> **EXERCISE INSTRUCTIONS**
Everything from the line with "Serialize everything readable" to the end of the data is to be retyped exactly, and nothing else.

> **WORKING DATA**
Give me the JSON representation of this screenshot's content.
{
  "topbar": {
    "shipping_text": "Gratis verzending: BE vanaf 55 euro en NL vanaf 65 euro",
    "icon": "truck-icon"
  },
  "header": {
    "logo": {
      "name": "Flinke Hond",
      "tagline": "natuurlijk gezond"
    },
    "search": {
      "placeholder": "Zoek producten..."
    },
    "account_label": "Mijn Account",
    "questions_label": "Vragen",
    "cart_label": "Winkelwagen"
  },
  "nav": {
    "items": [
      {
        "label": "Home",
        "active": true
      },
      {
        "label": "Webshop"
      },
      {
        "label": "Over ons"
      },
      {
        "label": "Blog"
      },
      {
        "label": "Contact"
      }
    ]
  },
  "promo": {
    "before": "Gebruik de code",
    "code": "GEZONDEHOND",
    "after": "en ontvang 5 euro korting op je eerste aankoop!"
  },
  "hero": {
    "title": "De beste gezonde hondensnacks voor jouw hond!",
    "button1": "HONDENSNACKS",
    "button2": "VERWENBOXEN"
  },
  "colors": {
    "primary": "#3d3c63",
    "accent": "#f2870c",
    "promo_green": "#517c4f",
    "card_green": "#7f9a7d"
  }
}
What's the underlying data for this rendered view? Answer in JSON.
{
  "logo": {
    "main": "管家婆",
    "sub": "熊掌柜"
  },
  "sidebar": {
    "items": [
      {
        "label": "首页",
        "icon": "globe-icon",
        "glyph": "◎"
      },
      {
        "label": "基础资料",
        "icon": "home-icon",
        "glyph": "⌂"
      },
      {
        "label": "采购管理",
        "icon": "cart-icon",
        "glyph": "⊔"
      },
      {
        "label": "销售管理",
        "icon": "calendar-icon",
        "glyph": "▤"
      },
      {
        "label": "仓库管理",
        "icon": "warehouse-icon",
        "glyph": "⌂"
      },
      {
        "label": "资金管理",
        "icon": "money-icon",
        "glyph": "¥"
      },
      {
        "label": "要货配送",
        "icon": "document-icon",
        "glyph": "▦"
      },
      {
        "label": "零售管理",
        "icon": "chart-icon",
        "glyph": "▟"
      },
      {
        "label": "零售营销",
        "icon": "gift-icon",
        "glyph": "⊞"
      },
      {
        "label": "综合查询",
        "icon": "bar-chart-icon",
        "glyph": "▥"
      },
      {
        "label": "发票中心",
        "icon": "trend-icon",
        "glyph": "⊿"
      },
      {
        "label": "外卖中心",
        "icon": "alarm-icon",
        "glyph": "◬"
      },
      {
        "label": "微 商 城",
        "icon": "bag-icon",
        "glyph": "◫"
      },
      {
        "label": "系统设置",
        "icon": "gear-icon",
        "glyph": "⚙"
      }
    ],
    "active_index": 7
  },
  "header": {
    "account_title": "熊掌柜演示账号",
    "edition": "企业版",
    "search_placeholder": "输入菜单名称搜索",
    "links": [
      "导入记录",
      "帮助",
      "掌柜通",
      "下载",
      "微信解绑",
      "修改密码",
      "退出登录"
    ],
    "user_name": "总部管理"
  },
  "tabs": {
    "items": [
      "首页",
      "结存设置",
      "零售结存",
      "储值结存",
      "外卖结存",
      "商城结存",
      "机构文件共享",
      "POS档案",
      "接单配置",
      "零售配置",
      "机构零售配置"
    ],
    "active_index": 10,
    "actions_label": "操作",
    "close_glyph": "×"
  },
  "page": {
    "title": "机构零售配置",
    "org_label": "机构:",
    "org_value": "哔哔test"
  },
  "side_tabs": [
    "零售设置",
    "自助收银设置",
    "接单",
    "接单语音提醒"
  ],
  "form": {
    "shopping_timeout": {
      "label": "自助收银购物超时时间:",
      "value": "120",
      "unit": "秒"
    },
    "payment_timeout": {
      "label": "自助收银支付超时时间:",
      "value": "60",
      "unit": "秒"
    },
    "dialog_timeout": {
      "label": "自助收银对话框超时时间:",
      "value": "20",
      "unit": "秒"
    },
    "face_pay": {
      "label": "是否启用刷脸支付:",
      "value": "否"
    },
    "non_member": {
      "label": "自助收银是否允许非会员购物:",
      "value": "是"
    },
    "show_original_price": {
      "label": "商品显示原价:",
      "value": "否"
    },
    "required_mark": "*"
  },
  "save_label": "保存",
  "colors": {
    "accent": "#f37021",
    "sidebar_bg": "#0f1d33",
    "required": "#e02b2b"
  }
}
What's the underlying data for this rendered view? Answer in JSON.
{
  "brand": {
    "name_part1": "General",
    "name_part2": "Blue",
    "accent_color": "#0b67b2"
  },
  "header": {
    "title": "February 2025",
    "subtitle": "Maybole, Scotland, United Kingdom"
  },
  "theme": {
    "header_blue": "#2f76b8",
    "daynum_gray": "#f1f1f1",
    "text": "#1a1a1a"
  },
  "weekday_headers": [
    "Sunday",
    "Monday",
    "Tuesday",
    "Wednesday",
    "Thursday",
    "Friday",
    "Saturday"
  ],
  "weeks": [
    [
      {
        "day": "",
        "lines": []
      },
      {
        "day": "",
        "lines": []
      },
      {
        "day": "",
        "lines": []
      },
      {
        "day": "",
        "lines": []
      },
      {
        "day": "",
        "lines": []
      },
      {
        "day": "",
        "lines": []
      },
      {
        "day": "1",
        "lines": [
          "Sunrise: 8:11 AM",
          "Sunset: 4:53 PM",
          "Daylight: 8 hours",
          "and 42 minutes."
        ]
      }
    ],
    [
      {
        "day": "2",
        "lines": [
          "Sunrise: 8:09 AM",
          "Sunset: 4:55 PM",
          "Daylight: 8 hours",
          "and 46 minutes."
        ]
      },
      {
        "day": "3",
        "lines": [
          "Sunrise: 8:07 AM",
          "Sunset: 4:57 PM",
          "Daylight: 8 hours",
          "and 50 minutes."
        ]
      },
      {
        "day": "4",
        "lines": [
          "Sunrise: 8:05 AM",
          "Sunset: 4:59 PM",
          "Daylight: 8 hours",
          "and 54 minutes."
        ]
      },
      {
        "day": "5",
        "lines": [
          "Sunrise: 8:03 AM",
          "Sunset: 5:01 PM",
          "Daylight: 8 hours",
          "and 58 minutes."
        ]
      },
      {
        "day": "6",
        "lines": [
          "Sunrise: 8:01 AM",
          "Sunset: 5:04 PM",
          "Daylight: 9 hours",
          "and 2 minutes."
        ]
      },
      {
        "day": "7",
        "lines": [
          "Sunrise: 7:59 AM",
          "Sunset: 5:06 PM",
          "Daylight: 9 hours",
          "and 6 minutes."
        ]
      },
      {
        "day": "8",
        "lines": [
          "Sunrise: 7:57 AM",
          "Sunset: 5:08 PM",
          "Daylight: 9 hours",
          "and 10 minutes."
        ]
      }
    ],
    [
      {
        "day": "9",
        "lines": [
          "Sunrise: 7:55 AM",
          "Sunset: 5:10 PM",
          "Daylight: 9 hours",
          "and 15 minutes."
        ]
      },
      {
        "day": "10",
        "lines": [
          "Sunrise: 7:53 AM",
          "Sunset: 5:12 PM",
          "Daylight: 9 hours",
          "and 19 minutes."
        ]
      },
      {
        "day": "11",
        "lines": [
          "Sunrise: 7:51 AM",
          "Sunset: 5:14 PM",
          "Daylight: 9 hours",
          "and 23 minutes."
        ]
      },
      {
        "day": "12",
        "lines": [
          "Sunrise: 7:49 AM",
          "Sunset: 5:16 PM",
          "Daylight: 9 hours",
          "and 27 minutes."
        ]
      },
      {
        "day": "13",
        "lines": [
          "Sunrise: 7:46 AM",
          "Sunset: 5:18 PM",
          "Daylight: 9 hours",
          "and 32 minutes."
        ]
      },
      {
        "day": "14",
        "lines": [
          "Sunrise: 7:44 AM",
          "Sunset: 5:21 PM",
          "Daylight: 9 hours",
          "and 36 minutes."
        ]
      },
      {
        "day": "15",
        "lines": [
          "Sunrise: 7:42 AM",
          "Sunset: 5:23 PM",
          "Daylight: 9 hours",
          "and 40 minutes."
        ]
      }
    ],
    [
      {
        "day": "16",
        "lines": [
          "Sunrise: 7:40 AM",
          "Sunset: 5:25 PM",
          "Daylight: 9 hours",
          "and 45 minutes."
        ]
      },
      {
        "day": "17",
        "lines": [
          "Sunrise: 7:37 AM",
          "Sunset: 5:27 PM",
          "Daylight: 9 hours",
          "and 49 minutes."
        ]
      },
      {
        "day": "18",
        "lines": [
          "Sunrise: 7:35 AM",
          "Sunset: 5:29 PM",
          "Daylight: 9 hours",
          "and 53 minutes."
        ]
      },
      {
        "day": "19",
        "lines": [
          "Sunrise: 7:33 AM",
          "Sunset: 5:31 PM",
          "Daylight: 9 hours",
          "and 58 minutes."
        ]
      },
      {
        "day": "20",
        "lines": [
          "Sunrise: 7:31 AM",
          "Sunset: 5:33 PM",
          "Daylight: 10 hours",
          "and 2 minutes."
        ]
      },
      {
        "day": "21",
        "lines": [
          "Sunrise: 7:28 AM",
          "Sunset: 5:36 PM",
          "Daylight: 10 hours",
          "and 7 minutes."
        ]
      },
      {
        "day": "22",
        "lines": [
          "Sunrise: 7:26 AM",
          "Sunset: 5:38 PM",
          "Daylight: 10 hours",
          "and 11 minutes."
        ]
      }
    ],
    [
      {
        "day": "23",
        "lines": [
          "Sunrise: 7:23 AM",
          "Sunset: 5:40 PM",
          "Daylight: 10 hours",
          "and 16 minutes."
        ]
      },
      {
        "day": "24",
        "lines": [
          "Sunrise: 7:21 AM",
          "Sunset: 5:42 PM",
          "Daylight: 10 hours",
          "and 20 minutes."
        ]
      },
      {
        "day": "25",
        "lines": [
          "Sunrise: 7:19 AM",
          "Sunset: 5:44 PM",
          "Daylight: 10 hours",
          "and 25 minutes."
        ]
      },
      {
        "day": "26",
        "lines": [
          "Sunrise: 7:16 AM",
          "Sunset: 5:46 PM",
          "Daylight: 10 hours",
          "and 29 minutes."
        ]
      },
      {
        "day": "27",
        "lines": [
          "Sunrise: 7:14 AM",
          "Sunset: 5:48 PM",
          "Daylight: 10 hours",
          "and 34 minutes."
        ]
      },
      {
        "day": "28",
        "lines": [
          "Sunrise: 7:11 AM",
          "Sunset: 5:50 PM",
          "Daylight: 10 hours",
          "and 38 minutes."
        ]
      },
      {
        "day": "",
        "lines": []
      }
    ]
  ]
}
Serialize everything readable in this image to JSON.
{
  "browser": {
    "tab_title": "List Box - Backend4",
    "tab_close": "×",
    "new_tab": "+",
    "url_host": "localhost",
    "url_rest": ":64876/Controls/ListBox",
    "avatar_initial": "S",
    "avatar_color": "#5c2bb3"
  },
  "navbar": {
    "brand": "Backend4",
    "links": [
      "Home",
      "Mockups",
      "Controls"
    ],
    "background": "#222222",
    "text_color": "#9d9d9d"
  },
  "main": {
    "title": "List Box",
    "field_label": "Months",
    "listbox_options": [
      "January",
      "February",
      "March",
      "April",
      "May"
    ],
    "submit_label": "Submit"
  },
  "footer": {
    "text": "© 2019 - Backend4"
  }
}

> **EXERCISE RESPONSE**
Serialize everything readable in this image to JSON.
{
  "browser": {
    "tab_title": "List Box - Backend4",
    "tab_close": "×",
    "new_tab": "+",
    "url_host": "localhost",
    "url_rest": ":64876/Controls/ListBox",
    "avatar_initial": "S",
    "avatar_color": "#5c2bb3"
  },
  "navbar": {
    "brand": "Backend4",
    "links": [
      "Home",
      "Mockups",
      "Controls"
    ],
    "background": "#222222",
    "text_color": "#9d9d9d"
  },
  "main": {
    "title": "List Box",
    "field_label": "Months",
    "listbox_options": [
      "January",
      "February",
      "March",
      "April",
      "May"
    ],
    "submit_label": "Submit"
  },
  "footer": {
    "text": "© 2019 - Backend4"
  }
}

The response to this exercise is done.